INSTRUCTIONS TO FOLLOW: If a line below contains "true", count it; then state how many such lines there are, and nothing else.

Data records
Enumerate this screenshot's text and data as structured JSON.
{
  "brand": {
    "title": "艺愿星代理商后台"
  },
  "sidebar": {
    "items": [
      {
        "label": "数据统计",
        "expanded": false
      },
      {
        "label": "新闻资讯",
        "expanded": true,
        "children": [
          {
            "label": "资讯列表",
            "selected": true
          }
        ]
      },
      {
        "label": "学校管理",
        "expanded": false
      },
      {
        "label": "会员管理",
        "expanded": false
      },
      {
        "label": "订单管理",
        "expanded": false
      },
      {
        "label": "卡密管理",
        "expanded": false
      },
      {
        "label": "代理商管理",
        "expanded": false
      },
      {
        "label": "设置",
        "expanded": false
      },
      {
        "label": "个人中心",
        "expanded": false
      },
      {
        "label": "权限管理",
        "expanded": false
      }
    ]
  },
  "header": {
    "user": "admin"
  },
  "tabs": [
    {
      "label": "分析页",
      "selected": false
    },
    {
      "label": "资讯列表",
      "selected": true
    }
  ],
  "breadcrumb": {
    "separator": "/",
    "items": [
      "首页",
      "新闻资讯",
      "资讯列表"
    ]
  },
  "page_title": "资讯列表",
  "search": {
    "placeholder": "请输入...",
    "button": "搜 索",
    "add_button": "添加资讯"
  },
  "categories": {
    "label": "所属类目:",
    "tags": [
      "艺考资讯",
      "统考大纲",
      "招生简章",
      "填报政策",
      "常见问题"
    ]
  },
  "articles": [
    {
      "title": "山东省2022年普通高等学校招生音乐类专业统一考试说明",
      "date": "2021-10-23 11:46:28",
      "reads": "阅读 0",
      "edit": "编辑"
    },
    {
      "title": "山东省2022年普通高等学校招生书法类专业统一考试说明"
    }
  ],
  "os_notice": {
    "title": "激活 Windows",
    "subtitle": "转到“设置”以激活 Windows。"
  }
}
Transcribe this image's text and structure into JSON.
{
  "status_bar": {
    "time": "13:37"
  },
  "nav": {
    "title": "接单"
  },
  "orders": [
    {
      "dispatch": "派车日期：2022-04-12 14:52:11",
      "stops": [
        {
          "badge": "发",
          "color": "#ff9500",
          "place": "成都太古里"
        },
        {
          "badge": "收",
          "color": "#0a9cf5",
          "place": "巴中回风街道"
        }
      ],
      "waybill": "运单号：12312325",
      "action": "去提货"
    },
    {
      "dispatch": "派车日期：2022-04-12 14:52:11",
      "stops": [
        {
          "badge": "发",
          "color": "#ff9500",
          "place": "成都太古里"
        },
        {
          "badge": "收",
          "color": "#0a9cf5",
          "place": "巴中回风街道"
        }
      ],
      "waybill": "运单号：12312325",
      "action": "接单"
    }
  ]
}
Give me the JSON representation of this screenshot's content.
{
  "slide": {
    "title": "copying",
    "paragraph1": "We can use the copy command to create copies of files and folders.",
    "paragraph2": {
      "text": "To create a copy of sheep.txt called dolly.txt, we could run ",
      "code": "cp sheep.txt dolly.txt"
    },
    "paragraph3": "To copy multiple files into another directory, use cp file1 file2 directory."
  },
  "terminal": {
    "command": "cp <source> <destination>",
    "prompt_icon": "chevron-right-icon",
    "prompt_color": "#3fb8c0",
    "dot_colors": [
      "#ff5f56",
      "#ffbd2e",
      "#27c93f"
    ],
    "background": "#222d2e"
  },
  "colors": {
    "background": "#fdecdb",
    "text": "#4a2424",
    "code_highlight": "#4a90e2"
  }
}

ANSWER SECTION: 3